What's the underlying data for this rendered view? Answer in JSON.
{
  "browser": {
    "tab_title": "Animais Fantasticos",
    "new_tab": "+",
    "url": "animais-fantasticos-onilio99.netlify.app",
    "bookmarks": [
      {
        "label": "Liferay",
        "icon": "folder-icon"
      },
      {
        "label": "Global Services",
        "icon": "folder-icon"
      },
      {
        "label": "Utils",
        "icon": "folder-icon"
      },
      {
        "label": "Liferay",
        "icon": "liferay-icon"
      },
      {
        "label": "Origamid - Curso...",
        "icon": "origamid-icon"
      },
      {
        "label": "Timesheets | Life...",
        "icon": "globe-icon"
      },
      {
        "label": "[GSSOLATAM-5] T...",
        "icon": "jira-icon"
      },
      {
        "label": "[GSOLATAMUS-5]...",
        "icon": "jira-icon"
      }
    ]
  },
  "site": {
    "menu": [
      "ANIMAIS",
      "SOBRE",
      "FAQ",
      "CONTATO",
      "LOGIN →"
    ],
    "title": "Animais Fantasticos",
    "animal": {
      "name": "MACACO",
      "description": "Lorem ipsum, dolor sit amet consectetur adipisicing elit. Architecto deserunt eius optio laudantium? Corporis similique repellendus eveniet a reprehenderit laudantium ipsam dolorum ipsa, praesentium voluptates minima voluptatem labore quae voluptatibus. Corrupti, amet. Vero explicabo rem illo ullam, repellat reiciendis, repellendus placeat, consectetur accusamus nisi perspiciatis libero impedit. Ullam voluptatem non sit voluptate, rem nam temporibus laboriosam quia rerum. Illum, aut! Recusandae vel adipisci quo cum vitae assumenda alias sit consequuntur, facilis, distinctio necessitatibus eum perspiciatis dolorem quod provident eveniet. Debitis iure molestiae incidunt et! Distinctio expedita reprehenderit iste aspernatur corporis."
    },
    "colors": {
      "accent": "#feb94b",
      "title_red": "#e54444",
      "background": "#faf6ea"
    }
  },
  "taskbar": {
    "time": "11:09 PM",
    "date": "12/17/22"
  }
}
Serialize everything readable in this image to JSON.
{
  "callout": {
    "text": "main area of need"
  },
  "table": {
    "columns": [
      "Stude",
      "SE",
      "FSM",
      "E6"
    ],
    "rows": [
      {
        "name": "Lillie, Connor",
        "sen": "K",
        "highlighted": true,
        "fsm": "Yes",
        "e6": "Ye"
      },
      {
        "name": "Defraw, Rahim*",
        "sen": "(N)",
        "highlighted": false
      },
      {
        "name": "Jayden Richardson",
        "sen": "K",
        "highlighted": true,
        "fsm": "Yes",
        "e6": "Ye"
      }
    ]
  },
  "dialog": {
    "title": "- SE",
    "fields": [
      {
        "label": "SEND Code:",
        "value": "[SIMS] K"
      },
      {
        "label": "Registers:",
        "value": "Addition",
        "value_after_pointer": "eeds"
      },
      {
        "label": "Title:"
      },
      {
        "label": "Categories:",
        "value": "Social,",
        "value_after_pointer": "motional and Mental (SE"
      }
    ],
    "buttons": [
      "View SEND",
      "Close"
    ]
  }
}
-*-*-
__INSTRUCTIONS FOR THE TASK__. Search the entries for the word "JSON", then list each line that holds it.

__TASK RESULT__.
What's the underlying data for this rendered view? Answer in JSON.
Serialize everything readable in this image to JSON.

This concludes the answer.